Farmers Take the Heat, but Big Ag Reaps the Farm
Christianity and Violence: A Utopian Vision
Rick, leafleting with
Mare, Barb, Erin, Rachael at a recent Women of Faith event in St. Louis,
writes: We distributed about 2400 booklets in about three hours to a
largely friendly and receptive crowd. Pamela plans to leaflet there in
the morning and Carla, Barb, Erin and I plan to leaflet tomorrow
Scottrade Center security officers
attempted to deny us access to the public sidewalk stating that it was
their private property and that the owners did not want us there.
Fortunately, I had checked with a St. Louis City Police Sergeant onsite
when I first arrived to confirm the sidewalk as public property. The
security officer tried his best to intimidate me, threatening me with
forcible eviction and a night in jail. I insisted that I had every
right to be on the public property and asked if he wanted to be in
federal court. He did not pursue the matter.
6/28 CA Lake Forest Phil
Wickham Christian Rock Concert
6/29 PA Wexford Apologetix Christian Rock Concert
6/30 NC Charlotte Salvadore Christian Rock Concert
6/30 AL Mobile Promise Keepers
6/30-7/1 SD Sioux Falls Casting Pearls Tour 07
6/30 WA Seattle Women of Faith Conference
7/1 NY Orchard Park Benny Hinn Special Event
out about all upcoming leafleting and tabling opportunities in your
area, join the CVA Calendar Group at
Read the home page, and then join. You will then be able to log in
anytime to identify upcoming events in your region.
if you might be able to help.
2. Farmers Take the Heat, but Big Ag Reaps the
Farm Bill Benefits
By David Moberg
In These Times - Monday
04 June 2007
The big winners in the
Farm Bill are not family farmers or consumers – it’s big corporate
3. Christianity and Violence: A Utopian Vision
[This is the
second-to-last essay in a series has reflected my views and not
"official" CVA positions.
It is being archived at
What would a society
grounded on Christian love look like? I offer one of several possible
utopian visions that accord with Christian values and beliefs. Members

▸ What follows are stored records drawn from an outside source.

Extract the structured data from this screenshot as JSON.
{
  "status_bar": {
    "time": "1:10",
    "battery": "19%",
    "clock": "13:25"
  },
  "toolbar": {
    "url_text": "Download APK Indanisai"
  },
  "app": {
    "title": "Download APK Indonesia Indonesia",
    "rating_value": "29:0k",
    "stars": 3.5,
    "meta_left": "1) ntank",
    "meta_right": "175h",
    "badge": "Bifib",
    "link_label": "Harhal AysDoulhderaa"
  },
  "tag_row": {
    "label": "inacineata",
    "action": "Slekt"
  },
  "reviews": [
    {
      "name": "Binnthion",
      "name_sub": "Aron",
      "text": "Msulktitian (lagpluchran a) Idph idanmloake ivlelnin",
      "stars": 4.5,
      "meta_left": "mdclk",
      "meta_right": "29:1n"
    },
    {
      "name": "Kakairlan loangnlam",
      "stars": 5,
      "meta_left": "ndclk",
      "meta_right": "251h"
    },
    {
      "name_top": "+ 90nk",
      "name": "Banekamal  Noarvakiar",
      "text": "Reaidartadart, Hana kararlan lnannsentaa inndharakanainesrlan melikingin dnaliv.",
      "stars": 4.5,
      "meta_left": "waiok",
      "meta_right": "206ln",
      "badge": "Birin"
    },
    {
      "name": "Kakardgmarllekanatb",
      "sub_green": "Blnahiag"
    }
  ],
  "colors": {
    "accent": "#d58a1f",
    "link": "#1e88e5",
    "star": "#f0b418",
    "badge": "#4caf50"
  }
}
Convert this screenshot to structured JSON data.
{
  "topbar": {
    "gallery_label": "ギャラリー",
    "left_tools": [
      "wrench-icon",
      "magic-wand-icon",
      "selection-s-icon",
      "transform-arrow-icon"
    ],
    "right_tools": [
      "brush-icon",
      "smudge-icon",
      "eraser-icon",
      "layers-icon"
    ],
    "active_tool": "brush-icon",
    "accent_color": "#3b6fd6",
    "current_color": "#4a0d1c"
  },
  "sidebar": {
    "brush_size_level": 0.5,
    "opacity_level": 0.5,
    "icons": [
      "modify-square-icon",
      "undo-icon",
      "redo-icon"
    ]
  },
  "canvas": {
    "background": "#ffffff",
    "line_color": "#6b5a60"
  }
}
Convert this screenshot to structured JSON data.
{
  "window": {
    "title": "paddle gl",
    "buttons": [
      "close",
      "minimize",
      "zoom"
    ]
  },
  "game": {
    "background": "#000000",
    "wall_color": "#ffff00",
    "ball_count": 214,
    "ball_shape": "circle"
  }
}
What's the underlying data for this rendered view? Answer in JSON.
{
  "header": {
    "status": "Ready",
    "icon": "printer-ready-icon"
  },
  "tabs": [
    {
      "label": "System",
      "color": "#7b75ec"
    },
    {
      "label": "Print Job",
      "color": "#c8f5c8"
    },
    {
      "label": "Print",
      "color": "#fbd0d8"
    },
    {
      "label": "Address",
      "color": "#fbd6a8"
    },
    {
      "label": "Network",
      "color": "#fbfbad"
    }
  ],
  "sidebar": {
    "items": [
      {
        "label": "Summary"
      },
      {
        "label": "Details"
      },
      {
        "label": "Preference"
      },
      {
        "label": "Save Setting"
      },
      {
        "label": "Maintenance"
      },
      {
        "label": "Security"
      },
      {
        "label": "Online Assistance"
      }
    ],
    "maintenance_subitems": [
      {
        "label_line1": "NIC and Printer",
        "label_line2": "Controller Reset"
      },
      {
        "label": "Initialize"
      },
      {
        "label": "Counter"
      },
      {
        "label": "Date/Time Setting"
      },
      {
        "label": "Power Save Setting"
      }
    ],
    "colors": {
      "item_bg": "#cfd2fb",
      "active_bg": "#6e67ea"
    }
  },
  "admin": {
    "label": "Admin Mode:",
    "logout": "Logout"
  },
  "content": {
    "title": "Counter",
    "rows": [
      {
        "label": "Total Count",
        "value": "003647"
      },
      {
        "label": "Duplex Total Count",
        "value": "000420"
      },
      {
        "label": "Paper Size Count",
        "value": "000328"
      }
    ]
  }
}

of a community who were guided by “the faith of Christ” would love each
other and forgive each other’s shortcomings. They would honor, respect,
and even celebrate individuality and diversity.
They would then find
that they could relate to each other in a much more genuine manner, not
wearing the “masks” that hide their true feelings and beliefs in order
to gain social acceptance. Such integrity would allow people to feel
more comfortable with who they are, to have more meaningful
interpersonal relationships, and to grow personally and spiritually by
learning from each other.
restrict such openness. While taboos are grounded in the scapegoating
process, a culture based on Christian principles would be grounded in
In terms of rights,
responsibilities, and laws, a society guided by Jesus’ teachings would
offer freedom of faith and practice, as long as those practices did not
harm other individuals. It would place a high value on freedom of
thought, expression, and association, to protect against scapegoating
and other forms of abuse by those in power. Its laws would protect weak
and vulnerable humans and animals, which would still be needed as long
as some people did not have God’s law of love written on their hearts.
The government would
exist to meet the needs of its people. Public officials would regard
their positions as sacred responsibilities, and society would hold them
to a high standard in terms of performing their duties efficiently and
honorably. A society dedicated to the principles Jesus encouraged would
not seek grand wealth, making it a less attractive target for invasion.
would be no military, because it is always tempting for leaders to find
a pretense to use a military for purposes of conquest. However, if
neighboring communities were violent or aggressive, the lack of military
defenses would pose a grave risk. A community grounded in love might
not offer armed resistance to an invasion but might instead refuse to
cooperate with any invading force, even though such a policy might
result in brutal persecution.
non-cooperation would require a high degree of consensus among the
community’s members. However, our desires for self-preservation and for
the protection of family and friends, and our obligations to protect
vulnerable individuals, make this strategy seem unrealistic.
Consequently, there is violence in this world outside Eden, and, I do
not categorically renounce use of force. However, I see pacifism as a
Stephen R. Kaufman,